June 5 (Reuters) - The failure of a Pratt & Whitney jet engine during testing on a new Bombardier Inc plane last week is unlikely to have a significant impact on Bombardier's testing schedule, an executive at Pratt parent United Technologies Corp said on Thursday.
"We're working now with Bombardier on a plan to resume testing here in the next few weeks," United Tech Chief Financial Officer Greg Hayes told an investor conference.
The engine failure had raised concern about potential further delays for Bombardier's new CSeries jet, which is already 18 to 24 months behind schedule. Hayes' comments confirmed cautious optimism in the industry and on Wall Street that the fallout from the May 29 incident would be limited.
A problem with Pratt's engine that involved its signature gearing system, known as the Geared Turbofan, could have broader repercussions, since the engine is offered on Airbus's A320neo narrow-body plane and other new regional jets. Earlier on Thursday, Pratt announced it had delivered its first GTF engine to Mitsubishi Aircraft for its MRJ90 regional jet.
But a preliminary analysis showed the engine problem during stationary testing on the Bombardier CSeries jet did not relate to the engine's gearing system, Hayes said. He added that the company has confidence in the engine's architecture.

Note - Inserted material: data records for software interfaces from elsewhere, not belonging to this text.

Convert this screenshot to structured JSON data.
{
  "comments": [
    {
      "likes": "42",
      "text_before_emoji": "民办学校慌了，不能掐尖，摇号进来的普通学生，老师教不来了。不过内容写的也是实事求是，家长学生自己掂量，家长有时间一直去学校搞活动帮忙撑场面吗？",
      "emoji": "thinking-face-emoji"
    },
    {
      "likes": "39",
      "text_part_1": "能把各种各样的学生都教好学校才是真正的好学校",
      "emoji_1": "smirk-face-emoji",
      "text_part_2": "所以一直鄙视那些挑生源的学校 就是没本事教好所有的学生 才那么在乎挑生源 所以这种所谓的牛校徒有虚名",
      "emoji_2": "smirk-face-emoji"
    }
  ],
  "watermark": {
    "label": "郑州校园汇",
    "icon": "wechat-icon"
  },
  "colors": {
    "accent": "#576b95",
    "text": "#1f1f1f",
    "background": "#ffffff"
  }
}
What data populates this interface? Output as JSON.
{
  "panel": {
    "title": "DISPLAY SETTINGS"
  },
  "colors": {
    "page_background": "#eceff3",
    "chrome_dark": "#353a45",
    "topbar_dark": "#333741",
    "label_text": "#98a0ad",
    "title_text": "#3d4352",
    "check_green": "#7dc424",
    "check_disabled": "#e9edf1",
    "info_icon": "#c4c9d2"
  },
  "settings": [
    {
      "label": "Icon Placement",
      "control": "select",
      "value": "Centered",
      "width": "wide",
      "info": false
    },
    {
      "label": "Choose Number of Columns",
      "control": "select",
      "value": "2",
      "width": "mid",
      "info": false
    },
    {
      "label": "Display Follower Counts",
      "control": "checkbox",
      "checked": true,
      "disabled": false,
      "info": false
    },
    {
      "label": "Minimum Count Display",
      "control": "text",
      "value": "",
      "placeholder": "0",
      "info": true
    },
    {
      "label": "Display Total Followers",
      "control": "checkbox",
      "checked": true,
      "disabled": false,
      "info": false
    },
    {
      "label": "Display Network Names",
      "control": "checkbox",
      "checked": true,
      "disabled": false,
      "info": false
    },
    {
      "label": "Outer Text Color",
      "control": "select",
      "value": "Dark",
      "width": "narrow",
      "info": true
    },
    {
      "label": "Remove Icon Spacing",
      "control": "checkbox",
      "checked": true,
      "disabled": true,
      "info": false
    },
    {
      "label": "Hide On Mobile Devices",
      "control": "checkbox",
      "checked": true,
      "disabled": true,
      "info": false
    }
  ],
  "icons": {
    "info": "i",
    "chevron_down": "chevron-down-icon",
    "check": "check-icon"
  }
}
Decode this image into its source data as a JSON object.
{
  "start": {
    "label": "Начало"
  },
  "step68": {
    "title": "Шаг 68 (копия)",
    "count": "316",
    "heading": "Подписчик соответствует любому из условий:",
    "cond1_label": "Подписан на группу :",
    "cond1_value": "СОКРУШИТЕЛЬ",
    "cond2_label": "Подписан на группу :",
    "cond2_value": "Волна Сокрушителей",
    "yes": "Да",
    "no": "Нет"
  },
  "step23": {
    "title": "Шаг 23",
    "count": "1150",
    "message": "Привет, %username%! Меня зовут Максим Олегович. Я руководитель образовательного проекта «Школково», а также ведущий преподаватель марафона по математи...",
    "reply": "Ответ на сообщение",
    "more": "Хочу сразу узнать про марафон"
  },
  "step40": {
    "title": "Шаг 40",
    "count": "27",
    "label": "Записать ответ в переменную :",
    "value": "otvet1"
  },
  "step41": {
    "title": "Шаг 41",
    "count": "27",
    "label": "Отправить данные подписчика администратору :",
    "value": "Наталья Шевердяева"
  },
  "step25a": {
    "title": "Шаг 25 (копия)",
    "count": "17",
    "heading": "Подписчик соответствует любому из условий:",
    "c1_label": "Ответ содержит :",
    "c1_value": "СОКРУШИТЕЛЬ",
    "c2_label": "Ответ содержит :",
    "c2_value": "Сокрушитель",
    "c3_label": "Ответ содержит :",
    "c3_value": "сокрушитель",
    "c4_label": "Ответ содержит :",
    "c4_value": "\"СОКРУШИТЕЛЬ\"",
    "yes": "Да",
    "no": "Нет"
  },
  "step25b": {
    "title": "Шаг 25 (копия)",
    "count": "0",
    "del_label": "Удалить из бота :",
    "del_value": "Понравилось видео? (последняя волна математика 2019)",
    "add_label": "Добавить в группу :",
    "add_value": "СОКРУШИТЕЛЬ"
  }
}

"We think it was something much more simple than that," Hayes said, though he noted the investigation was still ongoing.
"We believe we have an understanding of what occurred and if we're correct, we think it can be rapidly fixed," he added.
Hayes said he was confident United Tech would not face any significant financial exposure as a result of the incident.
"If all of this comes true, then I would expect that this issue will not measurably impact their testing schedule or their delivery schedule," said David Tyerman, a Toronto-based analyst at Canaccord Genuity. "It would be removing an uncertainty related to the program, which is important."
The failure occurred last Thursday during stationary maintenance testing of the CSeries, which Montreal-based Bombardier has spent billions developing in an effort to compete in the narrow-body jet market with Boeing Co and Airbus.
A Bombardier spokesman said the United Tech comments were a "positive sign," but reiterated that the airplane maker was still expecting to release an update in the coming days.
Tyerman said demand for the CSeries remained a key uncertainty, and noted that the planemaker has not had orders from "brand-name customers" since Lufthansa and Korean Air.
Pratt itself is banking on the new GTF engine, which offers better fuel efficiency than older models, to provide somewhat of a comeback for the engine maker's commercial jet engine business.
Bombardier shares were down 0.5 percent at C$3.68 late on Thursday morning. United Tech shares were up 0.4 percent at$117.58. (Reporting by Lewis Krauskopf in New York; additional reporting by Solarina Ho in Toronto; Editing by Alwyn Scott, Lisa Von Ahn and Peter Galloway)